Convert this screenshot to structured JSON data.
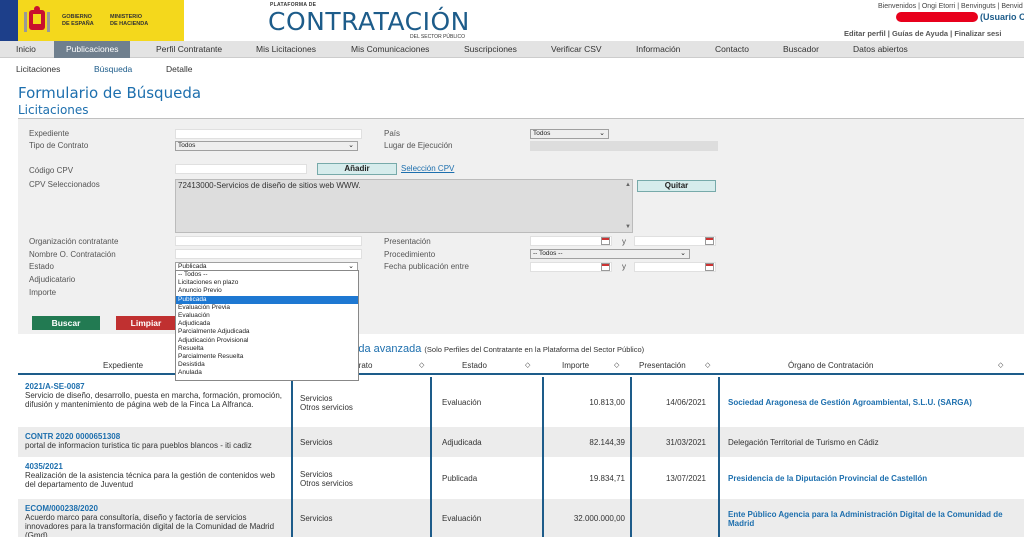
{
  "header": {
    "gov_line1": "GOBIERNO",
    "gov_line2": "DE ESPAÑA",
    "min_line1": "MINISTERIO",
    "min_line2": "DE HACIENDA",
    "brand_small": "PLATAFORMA DE",
    "brand": "CONTRATACIÓN",
    "brand_sub": "DEL SECTOR PÚBLICO",
    "top_links": "Bienvenidos | Ongi Etorri | Benvinguts | Benvid",
    "usuario": "(Usuario O",
    "user_links": "Editar perfil | Guías de Ayuda | Finalizar sesi"
  },
  "nav": {
    "items": [
      "Inicio",
      "Publicaciones",
      "Perfil Contratante",
      "Mis Licitaciones",
      "Mis Comunicaciones",
      "Suscripciones",
      "Verificar CSV",
      "Información",
      "Contacto",
      "Buscador",
      "Datos abiertos"
    ]
  },
  "subnav": {
    "items": [
      "Licitaciones",
      "Búsqueda",
      "Detalle"
    ]
  },
  "page": {
    "title": "Formulario de Búsqueda",
    "subtitle": "Licitaciones"
  },
  "form": {
    "expediente": "Expediente",
    "tipo_contrato": "Tipo de Contrato",
    "tipo_contrato_value": "Todos",
    "pais": "País",
    "pais_value": "Todos",
    "lugar": "Lugar de Ejecución",
    "codigo_cpv": "Código CPV",
    "anadir": "Añadir",
    "seleccion_cpv": "Selección CPV",
    "cpv_seleccionados": "CPV Seleccionados",
    "cpv_value": "72413000-Servicios de diseño de sitios web WWW.",
    "quitar": "Quitar",
    "organizacion": "Organización contratante",
    "nombre_o": "Nombre O. Contratación",
    "estado": "Estado",
    "estado_value": "Publicada",
    "adjudicatario": "Adjudicatario",
    "importe": "Importe",
    "presentacion": "Presentación",
    "procedimiento": "Procedimiento",
    "procedimiento_value": "-- Todos --",
    "fecha_pub": "Fecha publicación entre",
    "y": "y",
    "buscar": "Buscar",
    "limpiar": "Limpiar"
  },
  "estado_options": [
    "-- Todos --",
    "Licitaciones en plazo",
    "Anuncio Previo",
    "Publicada",
    "Evaluación Previa",
    "Evaluación",
    "Adjudicada",
    "Parcialmente Adjudicada",
    "Adjudicación Provisional",
    "Resuelta",
    "Parcialmente Resuelta",
    "Desistida",
    "Anulada"
  ],
  "results": {
    "adv_title": "queda avanzada",
    "adv_note": "(Solo Perfiles del Contratante en la Plataforma del Sector Público)",
    "headers": {
      "expediente": "Expediente",
      "contrato": "ntrato",
      "estado": "Estado",
      "importe": "Importe",
      "presentacion": "Presentación",
      "organo": "Órgano de Contratación"
    },
    "rows": [
      {
        "id": "2021/A-SE-0087",
        "desc": "Servicio de diseño, desarrollo, puesta en marcha, formación, promoción, difusión y mantenimiento de página web de la Finca La Alfranca.",
        "tipo1": "Servicios",
        "tipo2": "Otros servicios",
        "estado": "Evaluación",
        "importe": "10.813,00",
        "fecha": "14/06/2021",
        "organo": "Sociedad Aragonesa de Gestión Agroambiental, S.L.U. (SARGA)",
        "organo_link": true
      },
      {
        "id": "CONTR 2020 0000651308",
        "desc": "portal de informacion turistica tic para pueblos blancos - iti cadiz",
        "tipo1": "Servicios",
        "tipo2": "",
        "estado": "Adjudicada",
        "importe": "82.144,39",
        "fecha": "31/03/2021",
        "organo": "Delegación Territorial de Turismo en Cádiz",
        "organo_link": false
      },
      {
        "id": "4035/2021",
        "desc": "Realización de la asistencia técnica para la gestión de contenidos web del departamento de Juventud",
        "tipo1": "Servicios",
        "tipo2": "Otros servicios",
        "estado": "Publicada",
        "importe": "19.834,71",
        "fecha": "13/07/2021",
        "organo": "Presidencia de la Diputación Provincial de Castellón",
        "organo_link": true
      },
      {
        "id": "ECOM/000238/2020",
        "desc": "Acuerdo marco para consultoría, diseño y factoría de servicios innovadores para la transformación digital de la Comunidad de Madrid (Gmd)",
        "tipo1": "Servicios",
        "tipo2": "",
        "estado": "Evaluación",
        "importe": "32.000.000,00",
        "fecha": "",
        "organo": "Ente Público Agencia para la Administración Digital de la Comunidad de Madrid",
        "organo_link": true
      }
    ]
  }
}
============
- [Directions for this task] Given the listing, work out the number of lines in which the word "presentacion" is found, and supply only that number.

- [Result of this task] 2